[58 NJSuper Page 434]

"The enactment of that section [Soldiers' and Sailors' Civil Relief Act of 1918] by Congress was within its power. [Citing cases]

The laws of the United States, constitutionally enacted, are the laws of the individual states and of all the people of the United States. It was said by Chief Justice Marshall, in McCulloch v. State of Maryland , 4 Wheat. 316, 4 L. Ed. 579, that the nation on those subjects on which it can act must necessarily bind its component parts.

The United States Constitution, article 6, subdivision 2 declares:

'This Constitution, and the laws of the United States which shall be made in pursuance thereof; and all treaties made, or which shall be made, under the authority of the United States, shall be the supreme law of the land; and the judges in every state shall be bound thereby, anything in the Constitution or laws of any state to the contrary notwithstanding.'

By said Civil Relief Act it is further expressly provided:

'The provisions of this act shall apply to the United States, the several states and territories, the District of Columbia, and all territory subject to the jurisdiction of the United States, and to proceedings commenced in any court therein, and shall be enforced through the usual forms of procedure obtaining in such courts or under such regulations as may be by them prescribed.' U.S. Compiled Statutes, Supplement 1919, § 3078-1/4aaa, p. 614.

The Code provision of this state prescribing the time within which an action can be brought on a promissory note after the cause of action accrues was by said Civil Relief Act modified and amended as if the federal statute had been enacted by the Legislature of this State and included as an amendment in our Code of Civil Procedure.

The federal statutes quoted do not affect the jurisdiction of the courts of this state or in any way prescribe or stay proceedings therein.

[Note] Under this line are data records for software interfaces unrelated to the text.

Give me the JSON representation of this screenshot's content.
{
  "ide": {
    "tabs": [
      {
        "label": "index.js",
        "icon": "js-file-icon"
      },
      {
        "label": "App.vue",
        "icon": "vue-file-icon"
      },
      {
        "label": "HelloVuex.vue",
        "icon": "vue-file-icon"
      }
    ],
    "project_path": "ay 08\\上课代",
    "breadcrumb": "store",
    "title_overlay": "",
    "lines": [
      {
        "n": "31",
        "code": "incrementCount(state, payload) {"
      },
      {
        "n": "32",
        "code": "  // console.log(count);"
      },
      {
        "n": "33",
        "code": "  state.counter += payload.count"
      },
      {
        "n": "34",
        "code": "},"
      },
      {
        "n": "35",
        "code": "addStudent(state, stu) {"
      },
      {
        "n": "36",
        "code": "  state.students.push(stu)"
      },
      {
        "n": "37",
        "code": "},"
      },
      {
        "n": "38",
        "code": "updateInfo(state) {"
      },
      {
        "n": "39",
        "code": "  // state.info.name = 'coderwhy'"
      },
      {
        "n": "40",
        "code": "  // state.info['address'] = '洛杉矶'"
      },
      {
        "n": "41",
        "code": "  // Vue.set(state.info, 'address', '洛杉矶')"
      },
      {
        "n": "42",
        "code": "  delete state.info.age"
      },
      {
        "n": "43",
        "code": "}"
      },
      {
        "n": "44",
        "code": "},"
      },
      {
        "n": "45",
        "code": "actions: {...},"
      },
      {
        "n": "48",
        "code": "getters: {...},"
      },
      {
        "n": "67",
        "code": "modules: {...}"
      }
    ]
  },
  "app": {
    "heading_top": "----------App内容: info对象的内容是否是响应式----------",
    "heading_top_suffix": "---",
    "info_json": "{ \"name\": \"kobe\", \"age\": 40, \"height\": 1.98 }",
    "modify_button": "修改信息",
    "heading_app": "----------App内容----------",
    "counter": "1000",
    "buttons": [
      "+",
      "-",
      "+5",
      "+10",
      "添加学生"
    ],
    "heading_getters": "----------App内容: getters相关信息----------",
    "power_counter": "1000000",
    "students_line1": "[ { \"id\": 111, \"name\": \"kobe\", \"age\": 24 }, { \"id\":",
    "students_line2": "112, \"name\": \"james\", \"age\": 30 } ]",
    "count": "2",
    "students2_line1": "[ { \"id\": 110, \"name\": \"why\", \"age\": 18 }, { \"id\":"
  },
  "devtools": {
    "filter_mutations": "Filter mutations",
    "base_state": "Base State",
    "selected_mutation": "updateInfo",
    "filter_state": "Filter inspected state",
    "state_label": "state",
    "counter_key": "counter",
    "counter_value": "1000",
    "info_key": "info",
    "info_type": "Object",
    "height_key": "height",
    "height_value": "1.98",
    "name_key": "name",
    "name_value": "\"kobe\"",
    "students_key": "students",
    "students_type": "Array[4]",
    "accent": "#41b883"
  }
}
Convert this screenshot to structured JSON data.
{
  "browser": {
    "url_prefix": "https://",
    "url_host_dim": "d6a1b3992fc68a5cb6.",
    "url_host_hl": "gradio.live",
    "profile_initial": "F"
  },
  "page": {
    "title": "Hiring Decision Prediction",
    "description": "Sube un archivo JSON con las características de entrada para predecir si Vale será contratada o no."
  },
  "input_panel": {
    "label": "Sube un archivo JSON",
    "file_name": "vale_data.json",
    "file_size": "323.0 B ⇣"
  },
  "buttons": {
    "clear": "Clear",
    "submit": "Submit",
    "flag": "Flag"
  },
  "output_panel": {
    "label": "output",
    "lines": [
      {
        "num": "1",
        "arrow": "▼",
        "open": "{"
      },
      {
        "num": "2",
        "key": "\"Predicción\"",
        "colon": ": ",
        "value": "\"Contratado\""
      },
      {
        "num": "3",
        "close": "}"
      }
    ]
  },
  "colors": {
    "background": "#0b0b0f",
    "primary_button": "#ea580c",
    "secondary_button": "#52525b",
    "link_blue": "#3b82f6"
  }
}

They simply extend the time in which an action can be commenced against a person in military service by enacting that the period of military service 'shall not be included in computing any period now or hereafter to be limited by any law for the bringing of any action by or against' such person. * * *." (Italics supplied.)

Finally, and contrary to defendant's suggestion, neither the provisions of 50 U.S.C.A. Appendix , § 525 nor its constitutional basis limit the application of the section to military service in time of war. The existence or nonexistence of a state of war is of no moment. Congress may, of course, repeal or otherwise terminate the effectiveness of the Soldiers' and Sailors' Civil Relief Act of 1940 (50 U.S.C.A.

[58 NJSuper Page 435]

Appendix , § 464). Until it does, the period of military service to which § 525 applies in case of a person who, like plaintiff, entered active service after October 17, 1940, begins with the date of entering active service; it ends with the date of his discharge from active service (50 U.S.C.A. Appendix , § 511(2); 50 U.S.C.A. Appendix , § 464).

In view of the application of the federal act, it becomes unnecessary to consider whether the statute of limitations was not also tolled by N.J.S. 2 A:14-26 which provides for such tolling during "the period of service, in time of war and 6 months thereafter of any person, in active service in any of the armed forces of the United States, or the women's auxiliary corps, the women's reserve of the naval reserve, or any similar organization authorized by the United States to serve with its armed forces * * *," and, in that connection, whether service from December 1956 to December 1958 was "service in time of war" within the meaning of N.J.S. 2 A:14-26. See Feil v. Senisi , 7 N.J. Super. 517 (Law Div. 1950); N.J.S.A. 1:1-2 a; Opinions of the Attorney General of New Jersey, F.O. 1956, No. 16 and F.O. 1953, No. 49.

Defendant's motion to dismiss is denied.

19591202


Buy This Entire Record For $7.95

Official citation and/or docket number and footnotes (if any) for this case available with purchase.

Learn more about what you receive with purchase of this case.